Group Stage proves that the gap between Regions has gotten smaller.

The Game has changed. For the first time in League of Legends history, a Korean team lost to two separate Western Teams in the Group Stage.

The Game has changed. For the first time in League of Legends history, a Korean team lost to two separate Western Teams in the Group Stage. For the first time in League of Legends history, multiple Korean teams lost to a Westerm Team in the Group Stage. A year ago, the gap between Korea and the rest of the World seemed vast. The best non-korean team couldn’t even take a game off the best Korean Team. And it’s not just that. They were never a threat to. The argument throughout the 2014 season was which Region was the 2nd spot in the world, and just how large the gap really was between them and the Koreans. When middle-tier Korean teams dominated foreign competition at IEM Katowice and All-Stars, the general consensus was that, if anything, that gap had gotten larger. And maybe it had. But after watching the Group Stage at this year’s World Championship, it’s clear that things have changed. The gap has grown small. Small enough that the Korean teams must give NA, EU, and Chinese teams the same respect they give their countrymen, or risk defeat. Western Teams have grown smarter. Their player’s have gotten better, and more committed. They have coaches and analysts, and major sponsors. And most importantly, they’ve become ruthless. The days of keeping aging players for the sake of friendship are behind us. We may not have entered a Brave New World yet, but we’re standing on the brink.

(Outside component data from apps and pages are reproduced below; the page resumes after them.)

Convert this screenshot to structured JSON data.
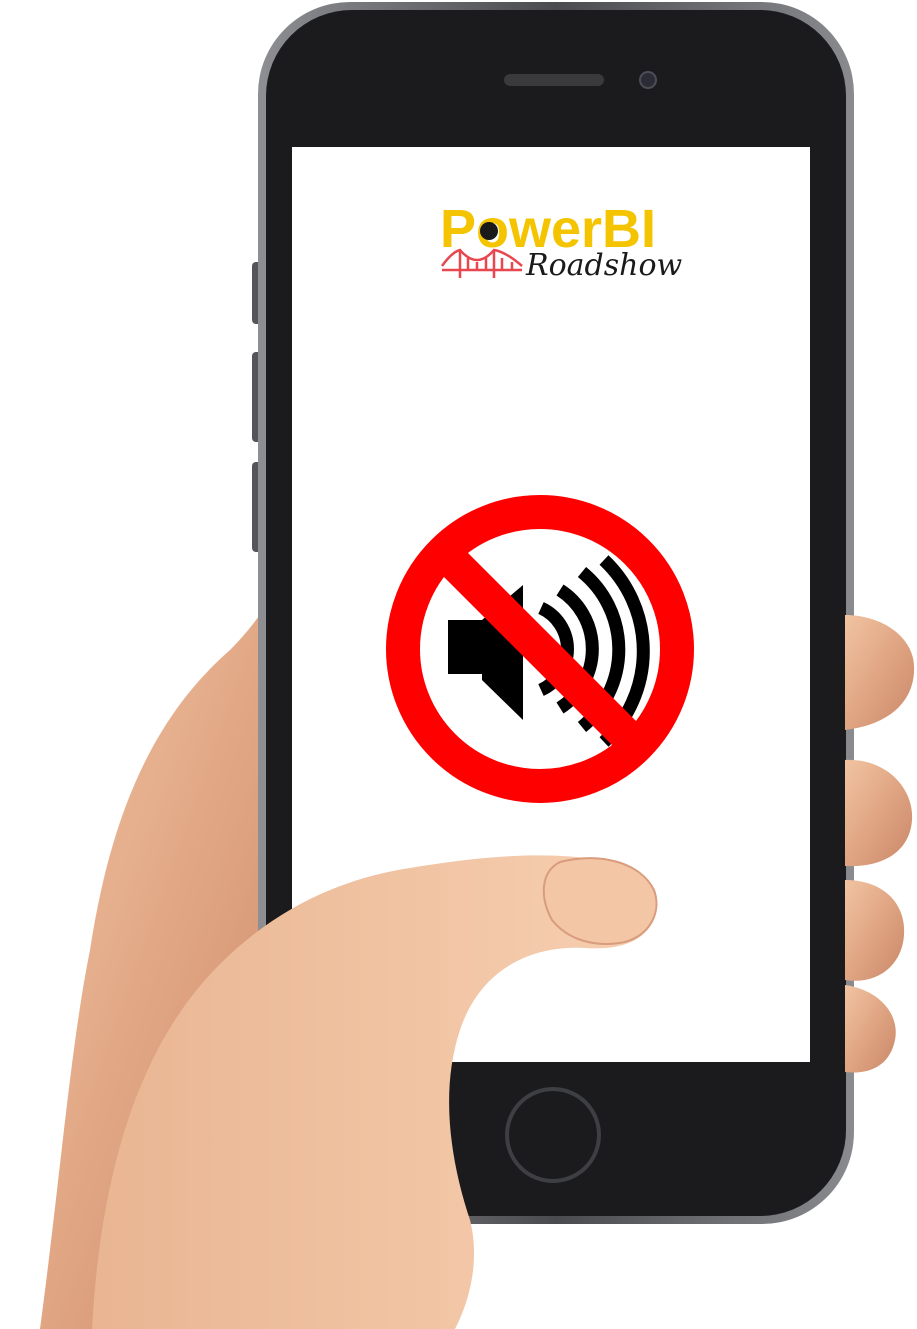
{
  "logo": {
    "wordmark": "PowerBI",
    "subtitle": "Roadshow",
    "brand_color": "#f5c400",
    "bridge_color": "#e8474f",
    "text_color": "#1a1a1a"
  },
  "screen": {
    "background": "#ffffff",
    "icon": "muted-speaker-icon",
    "prohibition_color": "#ff0000",
    "speaker_color": "#000000"
  },
  "device": {
    "body_color": "#1b1b1d",
    "frame_color": "#6a6b6f"
  }
}
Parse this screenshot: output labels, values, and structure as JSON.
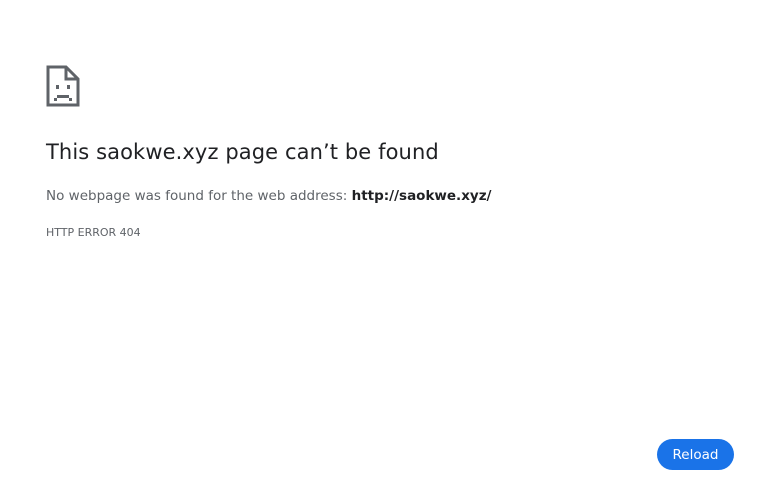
{
  "error_page": {
    "icon": "sad-document-icon",
    "title_prefix": "This ",
    "host": "saokwe.xyz",
    "title_suffix": " page can’t be found",
    "message_prefix": "No webpage was found for the web address: ",
    "url": "http://saokwe.xyz/",
    "error_code": "HTTP ERROR 404",
    "reload_label": "Reload"
  },
  "colors": {
    "text_primary": "#202124",
    "text_secondary": "#5f6368",
    "accent": "#1a73e8",
    "background": "#ffffff"
  }
}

I think the moment most fans realized the competitive landscape had changed when KaBuM took down Alliance. And unlike past wild card wins when it was more the superior team beating themselves, this was a Wild Card team from one of the least developed regions beating a Regional Power House at every facet of the game. Their Pick & Ban phase was exceptional, their map movements crisp, and their mechanics sharp. This was KaBuM forcing Alliance into mistakes, not just lucking into them. But it wasn’t the win alone that was impressive, it was the growth. This was a team that got better each and every game they played. You’d almost wonder how good they would be if they got to face excellent teams all the time. Maybe that’s all Brazil is missing. It’d be hard to argue that KaBuM couldn’t at least earn their keep as one of the top 8 (soon to be 10) teams in either the EU or NA LCS. Don’t believe me? Yesterday, a post claiming that Wild Card teams don’t belong at the World Championship reached the top page. Today,it was a post claiming the World Championship needs more Wild Card teams. I think we’ve begun to realize that we’re watching a World Championship where no team is safe.

So which Region stands second behind Korea. North America? Europe? China? How about all three. As a fan base, we’ve devoted so much time arguing over which Region is better when the truth is, all three stand on an equal footing. While no EU team made it out of the Group Stage, the EU teams took more games off the Koreans than any other Region. Both Groups C and D went down to the wire, with the final spot in the knockout stage from each group remaining undecided until the last game of the group. It’d be hard to argue that the 2nd place team in either group was significantly better than the 3rd place team, and Group C in particular was extremely close. Have you ever wondered why NA, EU, and China argue about which Region is second best? It’s absurd really. This is (e)sports. You’re either first or you’re last. Nothing else matters. Yet, we still argue. And that’s because, until this World Championship, it’s been laughable to even mention any other region in the conversation. Yes, Korea is still tbe best region in League of Legends, but it’s not the gulf it once was. Soon, the other Regions will be able to include themselves in the conversation and it won’t be hubris. Afterall, the idea of a Korean Team losing to a Western team isn’t as silly as it once was.

This probably won’t be the year a Korean Team doesn’t win the World Championship (and it’s still odd that we talk as if the Koreans have always been the dominant power, when they’ve won the same number of World Championships as Europe and South East Asia). But the gap is closing fast, we may soon find ourselves watching a World Championship where the Koreans aren’t the favorites. I think, if anything, we’ll remember this World Championship as the one where the Koreans lost their aura of invincibility.